I could go on listing the movie's virtues, but they'll all go for nought for many people without closure. I'm sure a lot of my disgruntled fellow spectators at the Spectrum liked the film up to the moment the credits started, at which point the film was destroyed. So is closure everything? I'm reluctant to concede the point. If cinema is something other than literature or theater, as should be self-evident, then movies can't be judged exclusively by narrative standards derived from books or plays. But before I get too defensive, I ought to stress that Meek's Cutoff isn't exactly avant-garde. It does have a narrative, and a linear one at that, but the narrative services a theme that doesn't need narrative closure to be stated completely, and might well have been undermined by an insistence on such closure. The film is thematically complete as is, and the finished work is the best western of 2010 (with all due respect to the Coen brothers) and one of the best of this generation.

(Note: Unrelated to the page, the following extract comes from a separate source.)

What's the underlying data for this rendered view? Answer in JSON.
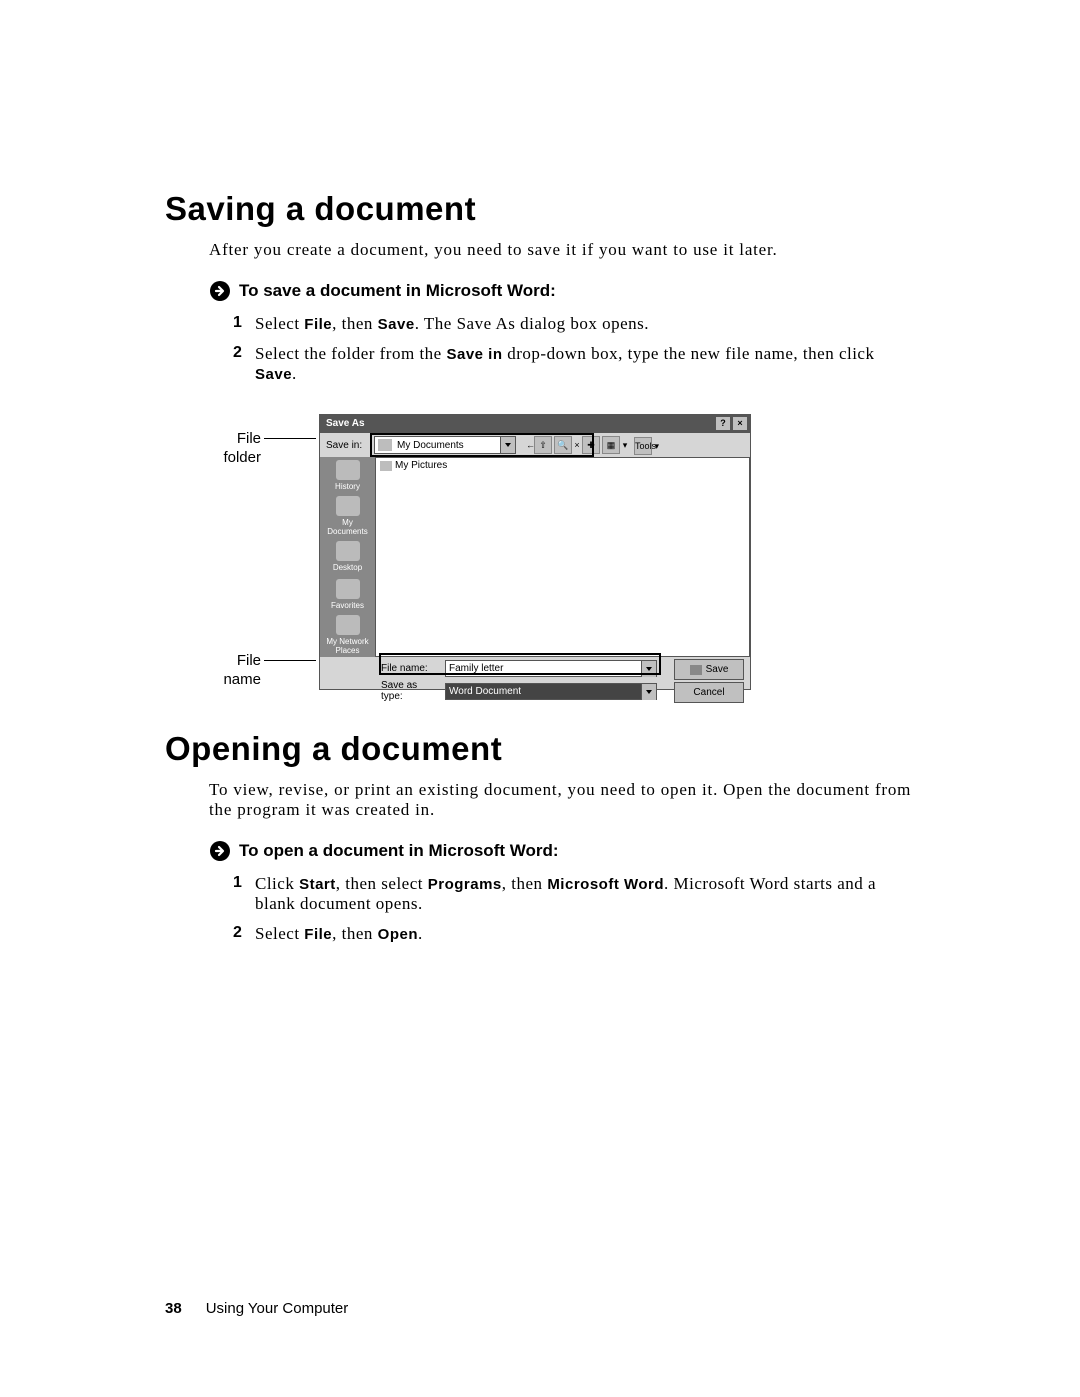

I don't usually include the trailers for current films, but since a lot of people won't be seeing this one until the DVD comes out, here's a hint at what you're missing, as uploaded to YouTube by MovieTrailersForAll.